Element data from apps and pages:
__________

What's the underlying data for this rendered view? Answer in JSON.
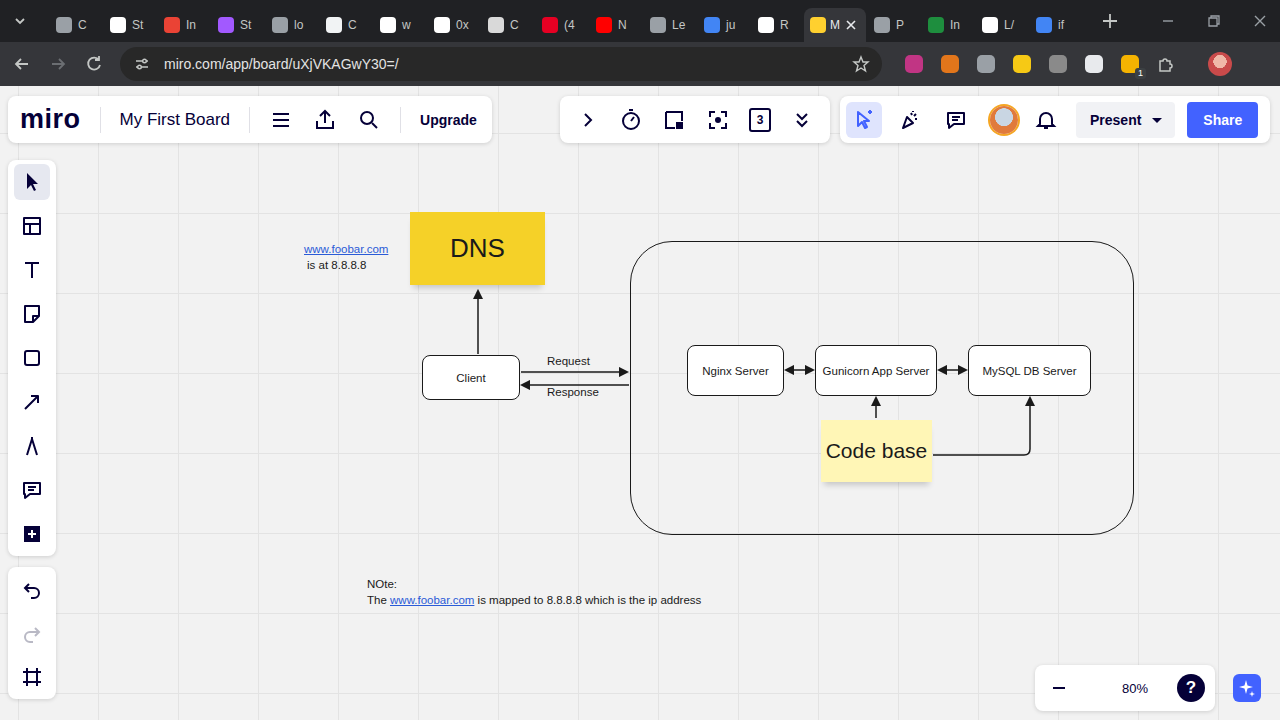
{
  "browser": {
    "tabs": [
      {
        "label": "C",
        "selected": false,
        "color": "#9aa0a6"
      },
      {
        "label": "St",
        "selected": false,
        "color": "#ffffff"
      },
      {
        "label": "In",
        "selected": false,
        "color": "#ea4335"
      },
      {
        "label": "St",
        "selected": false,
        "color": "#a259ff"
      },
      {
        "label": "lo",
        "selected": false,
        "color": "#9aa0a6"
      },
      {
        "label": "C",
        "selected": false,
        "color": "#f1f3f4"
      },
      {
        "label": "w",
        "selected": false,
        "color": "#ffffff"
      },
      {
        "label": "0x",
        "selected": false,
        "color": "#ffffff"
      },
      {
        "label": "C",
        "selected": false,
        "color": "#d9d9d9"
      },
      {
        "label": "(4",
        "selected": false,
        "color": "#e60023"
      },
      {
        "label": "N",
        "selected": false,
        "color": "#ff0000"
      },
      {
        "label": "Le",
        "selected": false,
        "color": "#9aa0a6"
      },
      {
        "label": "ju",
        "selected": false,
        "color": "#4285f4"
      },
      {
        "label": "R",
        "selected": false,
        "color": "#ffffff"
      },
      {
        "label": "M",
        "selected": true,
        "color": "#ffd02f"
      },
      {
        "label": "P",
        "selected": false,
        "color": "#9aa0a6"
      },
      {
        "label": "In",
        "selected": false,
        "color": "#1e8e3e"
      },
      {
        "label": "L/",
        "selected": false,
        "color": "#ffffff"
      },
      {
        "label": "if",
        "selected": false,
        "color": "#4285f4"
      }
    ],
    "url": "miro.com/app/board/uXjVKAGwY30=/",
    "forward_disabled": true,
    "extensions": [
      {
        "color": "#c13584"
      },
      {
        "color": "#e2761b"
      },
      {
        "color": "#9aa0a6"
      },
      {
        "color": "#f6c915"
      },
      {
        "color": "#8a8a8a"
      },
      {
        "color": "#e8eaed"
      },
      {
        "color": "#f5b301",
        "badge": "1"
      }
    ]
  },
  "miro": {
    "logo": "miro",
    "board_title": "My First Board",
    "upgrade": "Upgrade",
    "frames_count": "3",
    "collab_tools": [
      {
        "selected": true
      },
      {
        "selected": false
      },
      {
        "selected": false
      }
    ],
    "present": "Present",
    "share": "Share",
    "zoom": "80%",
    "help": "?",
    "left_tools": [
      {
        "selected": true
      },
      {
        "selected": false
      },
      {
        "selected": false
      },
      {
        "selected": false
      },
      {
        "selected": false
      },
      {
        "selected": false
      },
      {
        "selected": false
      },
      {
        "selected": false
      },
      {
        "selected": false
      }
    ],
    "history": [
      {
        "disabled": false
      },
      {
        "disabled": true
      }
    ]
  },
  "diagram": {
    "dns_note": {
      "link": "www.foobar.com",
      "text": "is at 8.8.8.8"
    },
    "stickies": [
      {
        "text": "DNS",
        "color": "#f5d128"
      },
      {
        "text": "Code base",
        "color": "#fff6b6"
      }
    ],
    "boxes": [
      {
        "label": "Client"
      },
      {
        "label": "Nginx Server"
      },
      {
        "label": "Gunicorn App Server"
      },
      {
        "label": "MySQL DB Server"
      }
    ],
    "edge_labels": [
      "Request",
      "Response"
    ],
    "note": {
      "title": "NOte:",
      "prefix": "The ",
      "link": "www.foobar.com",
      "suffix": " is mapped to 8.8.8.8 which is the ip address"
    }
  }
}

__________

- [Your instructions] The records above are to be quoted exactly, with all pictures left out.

- [Result for this exercise]
What's the underlying data for this rendered view? Answer in JSON.
{
  "browser": {
    "tabs": [
      {
        "label": "C",
        "selected": false,
        "color": "#9aa0a6"
      },
      {
        "label": "St",
        "selected": false,
        "color": "#ffffff"
      },
      {
        "label": "In",
        "selected": false,
        "color": "#ea4335"
      },
      {
        "label": "St",
        "selected": false,
        "color": "#a259ff"
      },
      {
        "label": "lo",
        "selected": false,
        "color": "#9aa0a6"
      },
      {
        "label": "C",
        "selected": false,
        "color": "#f1f3f4"
      },
      {
        "label": "w",
        "selected": false,
        "color": "#ffffff"
      },
      {
        "label": "0x",
        "selected": false,
        "color": "#ffffff"
      },
      {
        "label": "C",
        "selected": false,
        "color": "#d9d9d9"
      },
      {
        "label": "(4",
        "selected": false,
        "color": "#e60023"
      },
      {
        "label": "N",
        "selected": false,
        "color": "#ff0000"
      },
      {
        "label": "Le",
        "selected": false,
        "color": "#9aa0a6"
      },
      {
        "label": "ju",
        "selected": false,
        "color": "#4285f4"
      },
      {
        "label": "R",
        "selected": false,
        "color": "#ffffff"
      },
      {
        "label": "M",
        "selected": true,
        "color": "#ffd02f"
      },
      {
        "label": "P",
        "selected": false,
        "color": "#9aa0a6"
      },
      {
        "label": "In",
        "selected": false,
        "color": "#1e8e3e"
      },
      {
        "label": "L/",
        "selected": false,
        "color": "#ffffff"
      },
      {
        "label": "if",
        "selected": false,
        "color": "#4285f4"
      }
    ],
    "url": "miro.com/app/board/uXjVKAGwY30=/",
    "forward_disabled": true,
    "extensions": [
      {
        "color": "#c13584"
      },
      {
        "color": "#e2761b"
      },
      {
        "color": "#9aa0a6"
      },
      {
        "color": "#f6c915"
      },
      {
        "color": "#8a8a8a"
      },
      {
        "color": "#e8eaed"
      },
      {
        "color": "#f5b301",
        "badge": "1"
      }
    ]
  },
  "miro": {
    "logo": "miro",
    "board_title": "My First Board",
    "upgrade": "Upgrade",
    "frames_count": "3",
    "collab_tools": [
      {
        "selected": true
      },
      {
        "selected": false
      },
      {
        "selected": false
      }
    ],
    "present": "Present",
    "share": "Share",
    "zoom": "80%",
    "help": "?",
    "left_tools": [
      {
        "selected": true
      },
      {
        "selected": false
      },
      {
        "selected": false
      },
      {
        "selected": false
      },
      {
        "selected": false
      },
      {
        "selected": false
      },
      {
        "selected": false
      },
      {
        "selected": false
      },
      {
        "selected": false
      }
    ],
    "history": [
      {
        "disabled": false
      },
      {
        "disabled": true
      }
    ]
  },
  "diagram": {
    "dns_note": {
      "link": "www.foobar.com",
      "text": "is at 8.8.8.8"
    },
    "stickies": [
      {
        "text": "DNS",
        "color": "#f5d128"
      },
      {
        "text": "Code base",
        "color": "#fff6b6"
      }
    ],
    "boxes": [
      {
        "label": "Client"
      },
      {
        "label": "Nginx Server"
      },
      {
        "label": "Gunicorn App Server"
      },
      {
        "label": "MySQL DB Server"
      }
    ],
    "edge_labels": [
      "Request",
      "Response"
    ],
    "note": {
      "title": "NOte:",
      "prefix": "The ",
      "link": "www.foobar.com",
      "suffix": " is mapped to 8.8.8.8 which is the ip address"
    }
  }
}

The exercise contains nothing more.